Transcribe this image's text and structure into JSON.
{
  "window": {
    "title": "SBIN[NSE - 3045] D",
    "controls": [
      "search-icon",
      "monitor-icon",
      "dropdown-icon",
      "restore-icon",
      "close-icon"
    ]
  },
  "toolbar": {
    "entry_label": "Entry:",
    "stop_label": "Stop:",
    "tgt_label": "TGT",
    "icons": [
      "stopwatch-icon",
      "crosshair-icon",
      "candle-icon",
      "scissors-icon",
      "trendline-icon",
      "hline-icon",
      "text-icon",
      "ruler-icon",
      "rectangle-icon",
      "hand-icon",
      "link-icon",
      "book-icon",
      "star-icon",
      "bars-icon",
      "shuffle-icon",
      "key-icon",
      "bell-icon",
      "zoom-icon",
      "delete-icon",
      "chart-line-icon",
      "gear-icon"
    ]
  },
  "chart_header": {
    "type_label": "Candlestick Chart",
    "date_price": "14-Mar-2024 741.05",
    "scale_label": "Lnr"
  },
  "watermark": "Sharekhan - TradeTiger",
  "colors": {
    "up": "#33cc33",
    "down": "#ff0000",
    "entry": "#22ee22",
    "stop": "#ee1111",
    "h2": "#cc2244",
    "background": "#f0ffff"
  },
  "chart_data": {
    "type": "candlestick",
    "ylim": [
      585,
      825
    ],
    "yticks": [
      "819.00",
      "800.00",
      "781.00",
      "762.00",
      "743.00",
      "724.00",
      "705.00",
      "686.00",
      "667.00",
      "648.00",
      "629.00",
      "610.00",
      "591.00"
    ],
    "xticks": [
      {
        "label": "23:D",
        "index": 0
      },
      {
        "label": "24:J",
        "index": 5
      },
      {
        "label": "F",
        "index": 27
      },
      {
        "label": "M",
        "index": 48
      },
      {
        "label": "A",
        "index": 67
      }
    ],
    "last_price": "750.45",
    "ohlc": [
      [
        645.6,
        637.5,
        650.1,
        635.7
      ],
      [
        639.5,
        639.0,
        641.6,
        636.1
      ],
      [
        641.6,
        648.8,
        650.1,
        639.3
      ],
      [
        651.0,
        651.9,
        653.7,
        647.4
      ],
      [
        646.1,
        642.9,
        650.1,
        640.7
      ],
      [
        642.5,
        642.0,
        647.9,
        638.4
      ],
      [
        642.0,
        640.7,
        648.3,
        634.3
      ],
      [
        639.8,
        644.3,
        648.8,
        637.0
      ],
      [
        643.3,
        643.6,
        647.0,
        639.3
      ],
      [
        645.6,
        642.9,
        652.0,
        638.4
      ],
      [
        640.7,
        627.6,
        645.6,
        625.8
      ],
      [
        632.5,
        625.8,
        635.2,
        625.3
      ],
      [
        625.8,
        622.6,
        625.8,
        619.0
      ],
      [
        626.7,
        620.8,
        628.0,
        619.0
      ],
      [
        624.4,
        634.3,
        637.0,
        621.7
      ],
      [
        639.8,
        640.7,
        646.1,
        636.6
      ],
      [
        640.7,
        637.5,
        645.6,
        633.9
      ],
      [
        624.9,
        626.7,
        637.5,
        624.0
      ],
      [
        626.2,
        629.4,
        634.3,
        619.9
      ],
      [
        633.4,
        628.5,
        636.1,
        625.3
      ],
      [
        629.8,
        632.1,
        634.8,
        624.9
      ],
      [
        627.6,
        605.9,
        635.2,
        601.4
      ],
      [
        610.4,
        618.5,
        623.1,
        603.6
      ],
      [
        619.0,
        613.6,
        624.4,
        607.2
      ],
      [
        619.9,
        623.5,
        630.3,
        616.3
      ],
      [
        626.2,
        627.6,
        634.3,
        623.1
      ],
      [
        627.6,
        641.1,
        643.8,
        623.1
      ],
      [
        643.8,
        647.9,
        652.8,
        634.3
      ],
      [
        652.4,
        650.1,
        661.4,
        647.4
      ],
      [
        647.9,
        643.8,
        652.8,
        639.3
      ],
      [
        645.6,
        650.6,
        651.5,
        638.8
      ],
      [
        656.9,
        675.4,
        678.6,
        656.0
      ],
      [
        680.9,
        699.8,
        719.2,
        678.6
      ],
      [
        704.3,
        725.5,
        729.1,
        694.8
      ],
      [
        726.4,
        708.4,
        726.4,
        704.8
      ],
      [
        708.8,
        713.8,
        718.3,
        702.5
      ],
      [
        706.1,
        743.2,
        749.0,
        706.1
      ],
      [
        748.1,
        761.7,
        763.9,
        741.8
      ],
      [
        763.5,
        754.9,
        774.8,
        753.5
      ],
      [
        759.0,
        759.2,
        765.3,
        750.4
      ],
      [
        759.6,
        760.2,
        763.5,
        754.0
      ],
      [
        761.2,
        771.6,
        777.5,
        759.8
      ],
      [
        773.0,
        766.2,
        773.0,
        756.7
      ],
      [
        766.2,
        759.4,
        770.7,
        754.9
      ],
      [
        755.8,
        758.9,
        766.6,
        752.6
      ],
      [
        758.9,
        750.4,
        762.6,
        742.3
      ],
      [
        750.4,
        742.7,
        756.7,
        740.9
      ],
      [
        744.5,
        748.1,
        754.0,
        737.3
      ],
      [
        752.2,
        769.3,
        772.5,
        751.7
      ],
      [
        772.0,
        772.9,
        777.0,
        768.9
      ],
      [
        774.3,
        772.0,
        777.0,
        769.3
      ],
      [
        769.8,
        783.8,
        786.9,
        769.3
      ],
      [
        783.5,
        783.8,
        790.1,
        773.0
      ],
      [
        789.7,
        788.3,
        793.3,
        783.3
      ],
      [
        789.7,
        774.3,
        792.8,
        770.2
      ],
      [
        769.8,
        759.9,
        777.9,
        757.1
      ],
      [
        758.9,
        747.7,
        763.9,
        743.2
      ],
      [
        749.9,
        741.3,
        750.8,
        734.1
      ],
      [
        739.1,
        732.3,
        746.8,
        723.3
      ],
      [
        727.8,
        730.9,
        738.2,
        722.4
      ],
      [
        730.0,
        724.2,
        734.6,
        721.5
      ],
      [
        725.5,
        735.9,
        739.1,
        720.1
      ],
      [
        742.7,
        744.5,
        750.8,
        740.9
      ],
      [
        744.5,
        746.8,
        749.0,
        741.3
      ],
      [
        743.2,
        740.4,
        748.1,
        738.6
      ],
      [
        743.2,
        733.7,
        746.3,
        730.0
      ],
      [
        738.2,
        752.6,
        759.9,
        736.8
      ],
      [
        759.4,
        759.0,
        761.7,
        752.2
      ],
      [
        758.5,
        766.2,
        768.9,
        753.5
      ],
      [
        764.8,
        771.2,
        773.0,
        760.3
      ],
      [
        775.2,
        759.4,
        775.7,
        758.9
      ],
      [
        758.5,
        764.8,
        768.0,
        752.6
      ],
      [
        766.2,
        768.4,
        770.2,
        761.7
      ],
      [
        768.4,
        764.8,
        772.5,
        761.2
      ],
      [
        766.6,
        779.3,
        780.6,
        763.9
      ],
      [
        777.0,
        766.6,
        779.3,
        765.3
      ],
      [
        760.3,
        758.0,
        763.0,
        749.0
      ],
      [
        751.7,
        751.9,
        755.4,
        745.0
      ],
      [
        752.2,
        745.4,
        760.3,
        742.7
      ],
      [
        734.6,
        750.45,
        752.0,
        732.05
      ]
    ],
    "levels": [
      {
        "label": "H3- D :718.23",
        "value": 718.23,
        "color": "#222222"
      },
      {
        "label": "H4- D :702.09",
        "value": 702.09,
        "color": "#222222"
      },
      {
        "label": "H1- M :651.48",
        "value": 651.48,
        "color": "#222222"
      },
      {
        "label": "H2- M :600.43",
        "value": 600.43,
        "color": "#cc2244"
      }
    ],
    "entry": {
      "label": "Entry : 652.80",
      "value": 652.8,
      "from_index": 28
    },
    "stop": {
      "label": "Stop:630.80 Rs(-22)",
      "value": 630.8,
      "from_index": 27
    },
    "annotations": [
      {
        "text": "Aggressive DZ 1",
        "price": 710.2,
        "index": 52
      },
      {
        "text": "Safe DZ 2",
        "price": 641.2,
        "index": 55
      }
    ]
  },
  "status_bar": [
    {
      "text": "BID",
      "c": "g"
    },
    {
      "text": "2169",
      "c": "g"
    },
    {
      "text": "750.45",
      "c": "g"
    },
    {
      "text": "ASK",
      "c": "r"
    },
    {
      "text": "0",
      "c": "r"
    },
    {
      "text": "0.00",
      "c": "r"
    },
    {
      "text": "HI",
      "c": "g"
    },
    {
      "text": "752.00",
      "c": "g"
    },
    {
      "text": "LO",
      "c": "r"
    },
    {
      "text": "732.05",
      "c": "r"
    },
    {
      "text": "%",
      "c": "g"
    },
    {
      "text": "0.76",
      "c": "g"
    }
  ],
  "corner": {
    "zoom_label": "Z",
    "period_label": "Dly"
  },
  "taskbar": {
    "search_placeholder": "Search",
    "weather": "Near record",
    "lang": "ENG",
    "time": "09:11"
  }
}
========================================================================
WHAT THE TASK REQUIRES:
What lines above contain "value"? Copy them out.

RESPONSE TO THIS EXERCISE:
        "value": 718.23,
        "value": 702.09,
        "value": 651.48,
        "value": 600.43,
      "value": 652.8,
      "value": 630.8,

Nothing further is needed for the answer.